“I live on the world’s largest light table,” she said. “My paintbrush is the sun; my subject is energy.”

The “Solitude of Selfie” section draws us in with its bold black line drawings splashed with blue, anchoring this exhibit with inspiration taken from the 19th century essay by Stanton, who was an American suffragist and social activist. A feminist herself, Flueckiger wanted to make Stanton’s pivotal essay on women’s suffrage more accessible to the contemporary sensibility.

In 1892, “The Solitude of Self,” Stanton’s retirement/resignation speech as president of the National Woman Suffrage Association, eloquently articulated the arguments for the equality of women. Choosing to illustrate this 33-paragraph essay, Flueckiger selected one word from each paragraph for each drawing. While this may seem whimsical, Flueckiger’s individual word choices reflected Stanton’s philosophical premise that individuals are entitled to equality because they function in profound solitude one from another. As do words. Each word becomes a symbol for individual independence and importance.

In order to identify the source of each word, all drawings contain a paragraph number, the word from the paragraph, and a picture. In discussing her choices, Flueckiger explained that she has some really uplifting words along with some challenging words. She also has neutral words like cup.

“Drawing 8 is a cup,” she said, “because I knew I had a drawing of a cup. The images come from my collection of illustrations over the years. The ‘Selfie’ title brings it into the present.”

Relating to the 19th century custom of re-using practically everything due to limited resources at every level, the “Cash Paid for Rags” clothing concept goes beyond obvious textile printing and connects the centuries; 19th century “re-use” becomes 21st century “re-cycle.”

Maintain and mend was the rule in America and Europe throughout their histories. Until the Industrial Revolution, a “ragman” collected old cloth and clothing for paper mills, then wood pulp succeeded rags as a paper source. Reflecting back on this labor-intensive process, Flueckiger thought “that rather than wait for the paper, why not print directly on the cloth?” She dipped re-cycled, thrift-store clothing into her chemical printing solution, a transparency was laid on top, and solar painted garments were created.

The third situation, solar painted murals on what appear to be bed sheets, consists of collaborative photo-grams done with her students. Figures, twigs, a bicycle — all suggest pale, ghostly shapes against the rich blue ground. Images and objects from one situation often repeat in another, weaving the works in this show into a close visual relationship beyond their distinct forms. Flueckiger has given us a relevant collection that can be appreciated on several levels — all of them good.

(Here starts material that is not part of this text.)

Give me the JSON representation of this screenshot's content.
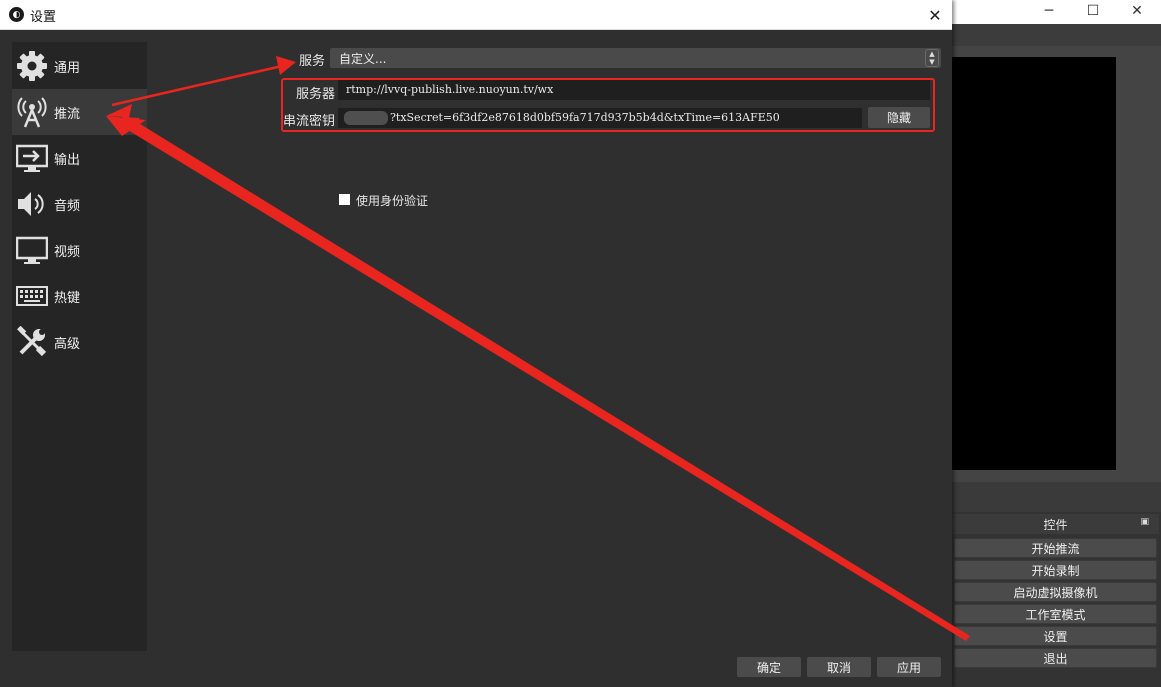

Nancy Moyer, Professor Emerita of Art at the University of Texas Rio Grande Valley is an art critic for The Monitor. She may be reached at nmoyer@rgv.rr.com.


“Carol Flueckiger: Solitude of Selfie”

Where: STC Library Art Galleries, Bldg. F, 3201 W. Pecan Blvd.

When: Through May 30

Hours: 7 a.m. to 9:30 p.m. Monday to Thursday; 8 a.m. to 7 p.m. Friday

Info: (956) 872-3488